Wednesday, July 2, 2014

I Guess It's Curtains for Us.

The Black Witch,,,
 in our kitchen, on our spice rack.
 It's just like living in a movie around here.

(copied from Wikipedia)The noctuid moth Ascalapha odorata bears the common name Black Witch. It is considered a harbinger of death in Mexican and Caribbean folklore.
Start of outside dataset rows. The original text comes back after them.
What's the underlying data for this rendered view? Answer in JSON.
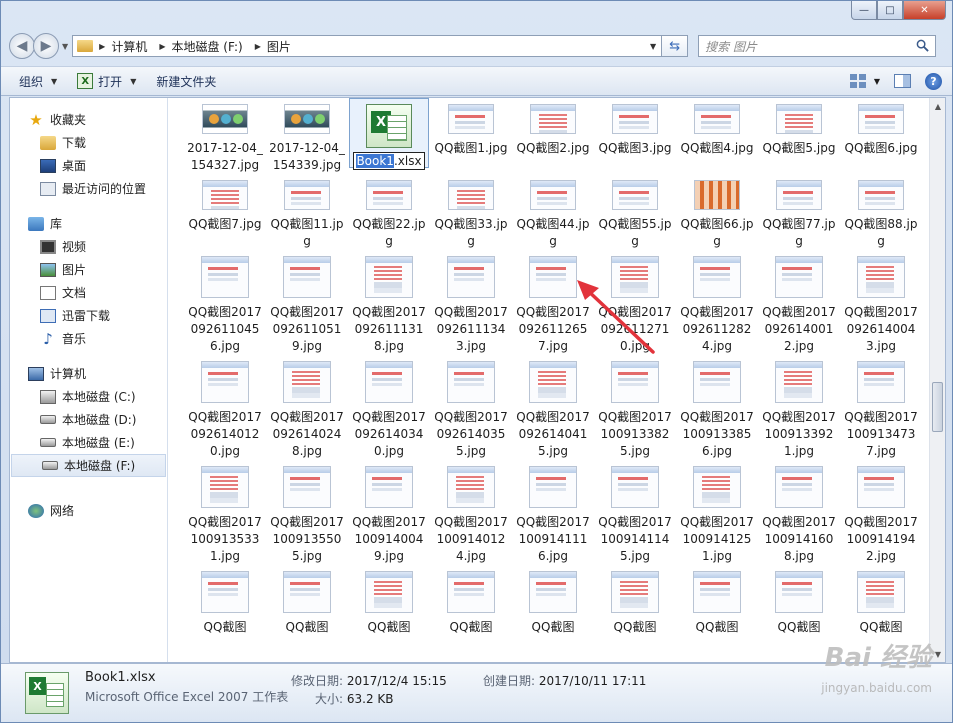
{
  "window": {
    "caption": {
      "minimize": "—",
      "maximize": "□",
      "close": "✕"
    }
  },
  "address": {
    "crumbs": [
      "计算机",
      "本地磁盘 (F:)",
      "图片"
    ]
  },
  "search": {
    "placeholder": "搜索 图片"
  },
  "toolbar": {
    "organize": "组织",
    "open": "打开",
    "new_folder": "新建文件夹"
  },
  "sidebar": {
    "favorites": {
      "label": "收藏夹",
      "items": [
        "下载",
        "桌面",
        "最近访问的位置"
      ]
    },
    "libraries": {
      "label": "库",
      "items": [
        "视频",
        "图片",
        "文档",
        "迅雷下载",
        "音乐"
      ]
    },
    "computer": {
      "label": "计算机",
      "items": [
        "本地磁盘 (C:)",
        "本地磁盘 (D:)",
        "本地磁盘 (E:)",
        "本地磁盘 (F:)"
      ],
      "selected": "本地磁盘 (F:)"
    },
    "network": {
      "label": "网络"
    }
  },
  "files": {
    "rename": {
      "highlight": "Book1",
      "rest": ".xlsx"
    },
    "rows": [
      [
        "2017-12-04_154327.jpg",
        "2017-12-04_154339.jpg",
        "Book1.xlsx",
        "QQ截图1.jpg",
        "QQ截图2.jpg",
        "QQ截图3.jpg",
        "QQ截图4.jpg",
        "QQ截图5.jpg",
        "QQ截图6.jpg"
      ],
      [
        "QQ截图7.jpg",
        "QQ截图11.jpg",
        "QQ截图22.jpg",
        "QQ截图33.jpg",
        "QQ截图44.jpg",
        "QQ截图55.jpg",
        "QQ截图66.jpg",
        "QQ截图77.jpg",
        "QQ截图88.jpg"
      ],
      [
        "QQ截图20170926110456.jpg",
        "QQ截图20170926110519.jpg",
        "QQ截图20170926111318.jpg",
        "QQ截图20170926111343.jpg",
        "QQ截图20170926112657.jpg",
        "QQ截图20170926112710.jpg",
        "QQ截图20170926112824.jpg",
        "QQ截图20170926140012.jpg",
        "QQ截图20170926140043.jpg"
      ],
      [
        "QQ截图20170926140120.jpg",
        "QQ截图20170926140248.jpg",
        "QQ截图20170926140340.jpg",
        "QQ截图20170926140355.jpg",
        "QQ截图20170926140415.jpg",
        "QQ截图20171009133825.jpg",
        "QQ截图20171009133856.jpg",
        "QQ截图20171009133921.jpg",
        "QQ截图20171009134737.jpg"
      ],
      [
        "QQ截图20171009135331.jpg",
        "QQ截图20171009135505.jpg",
        "QQ截图20171009140049.jpg",
        "QQ截图20171009140124.jpg",
        "QQ截图20171009141116.jpg",
        "QQ截图20171009141145.jpg",
        "QQ截图20171009141251.jpg",
        "QQ截图20171009141608.jpg",
        "QQ截图20171009141942.jpg"
      ],
      [
        "QQ截图",
        "QQ截图",
        "QQ截图",
        "QQ截图",
        "QQ截图",
        "QQ截图",
        "QQ截图",
        "QQ截图",
        "QQ截图"
      ]
    ]
  },
  "details": {
    "name": "Book1.xlsx",
    "type": "Microsoft Office Excel 2007 工作表",
    "modified_label": "修改日期:",
    "modified_value": "2017/12/4 15:15",
    "size_label": "大小:",
    "size_value": "63.2 KB",
    "created_label": "创建日期:",
    "created_value": "2017/10/11 17:11"
  },
  "watermark": {
    "brand": "Bai 经验",
    "url": "jingyan.baidu.com"
  },
  "colors": {
    "accent": "#3b76d2",
    "arrow": "#e2333b"
  }
}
In Spanish it is known as "Mariposa de la muerte" (Mexico & Costa Rica),[1] "Pirpinto de la Yeta" (Argentina), "Tara Bruja" (Venezuela) or simply "Mariposa negra" (Colombia); in Nahuatl (Mexico) it is "Miquipapalotl" or "Tepanpapalotl" (miqui = death, black + papalotl = moth); in Quechua (Peru) it is "Taparaco"; in Mayan (Yucatán) it is "X-mahan-nah" (mahan = to borrow + nah = house);[2] in Jamaica and the Caribbean, the moth is known as the "Duppy Bat" or "Money moth".[3] Other names for the moth include the Papillion-devil, La Sorcière Noire, or the Mourning or Sorrow moth.

Ascalapha odorata is a large bat-shaped, dark-colored nocturnal moth. Males can attain a wingspan of 16 cm. The dorsal surfaces of their wings are mottled brown with hints of iridescent purple and pink, and, in females, crossed by a white bar. [Males lack this bar.] The diagnostic marking is a small spot on each forewing shaped like a number nine or a comma. This spot is often green with orange highlights. Females are somewhat smaller, reaching 12 cm in width, and lighter in color. The larva is a large caterpillar up to 7 cm in length with intricate patterns of black and greenish brown spots and stripes.
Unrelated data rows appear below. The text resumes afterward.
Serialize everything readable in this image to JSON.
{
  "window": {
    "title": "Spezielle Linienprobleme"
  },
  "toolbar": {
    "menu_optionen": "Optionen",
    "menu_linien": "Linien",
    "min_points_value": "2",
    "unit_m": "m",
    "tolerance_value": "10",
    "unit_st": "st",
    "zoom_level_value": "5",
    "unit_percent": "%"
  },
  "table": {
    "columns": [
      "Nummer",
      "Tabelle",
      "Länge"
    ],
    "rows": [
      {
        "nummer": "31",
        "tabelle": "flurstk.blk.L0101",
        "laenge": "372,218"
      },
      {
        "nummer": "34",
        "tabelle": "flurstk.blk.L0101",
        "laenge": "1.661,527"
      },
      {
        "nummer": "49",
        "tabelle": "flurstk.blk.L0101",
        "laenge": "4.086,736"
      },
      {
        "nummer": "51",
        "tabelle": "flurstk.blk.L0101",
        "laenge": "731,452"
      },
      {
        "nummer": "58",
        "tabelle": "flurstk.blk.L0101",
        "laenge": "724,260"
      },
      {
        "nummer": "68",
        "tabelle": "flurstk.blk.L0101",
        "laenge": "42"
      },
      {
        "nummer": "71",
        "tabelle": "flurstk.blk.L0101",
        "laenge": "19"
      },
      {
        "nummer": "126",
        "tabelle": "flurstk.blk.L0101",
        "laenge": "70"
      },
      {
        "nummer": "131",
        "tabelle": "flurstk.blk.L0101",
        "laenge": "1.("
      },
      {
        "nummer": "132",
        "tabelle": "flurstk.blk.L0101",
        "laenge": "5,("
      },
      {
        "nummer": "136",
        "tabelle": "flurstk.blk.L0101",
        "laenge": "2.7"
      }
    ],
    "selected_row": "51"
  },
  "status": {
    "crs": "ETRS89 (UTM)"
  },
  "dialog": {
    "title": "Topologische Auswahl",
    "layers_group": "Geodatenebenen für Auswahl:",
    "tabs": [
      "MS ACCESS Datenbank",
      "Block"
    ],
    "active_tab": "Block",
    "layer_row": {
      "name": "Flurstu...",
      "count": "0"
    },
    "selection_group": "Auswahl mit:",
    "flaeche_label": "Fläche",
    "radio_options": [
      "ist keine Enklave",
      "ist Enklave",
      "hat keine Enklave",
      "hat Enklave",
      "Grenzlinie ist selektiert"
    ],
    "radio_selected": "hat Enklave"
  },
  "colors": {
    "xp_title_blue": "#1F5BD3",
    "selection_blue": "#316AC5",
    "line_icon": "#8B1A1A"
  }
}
The black witch moth is found throughout Central America and Mexico, with its distribution extending from Brazil to the southern United States.[4] It is the largest noctuid found in the continental United States.

No comments:

Post a Comment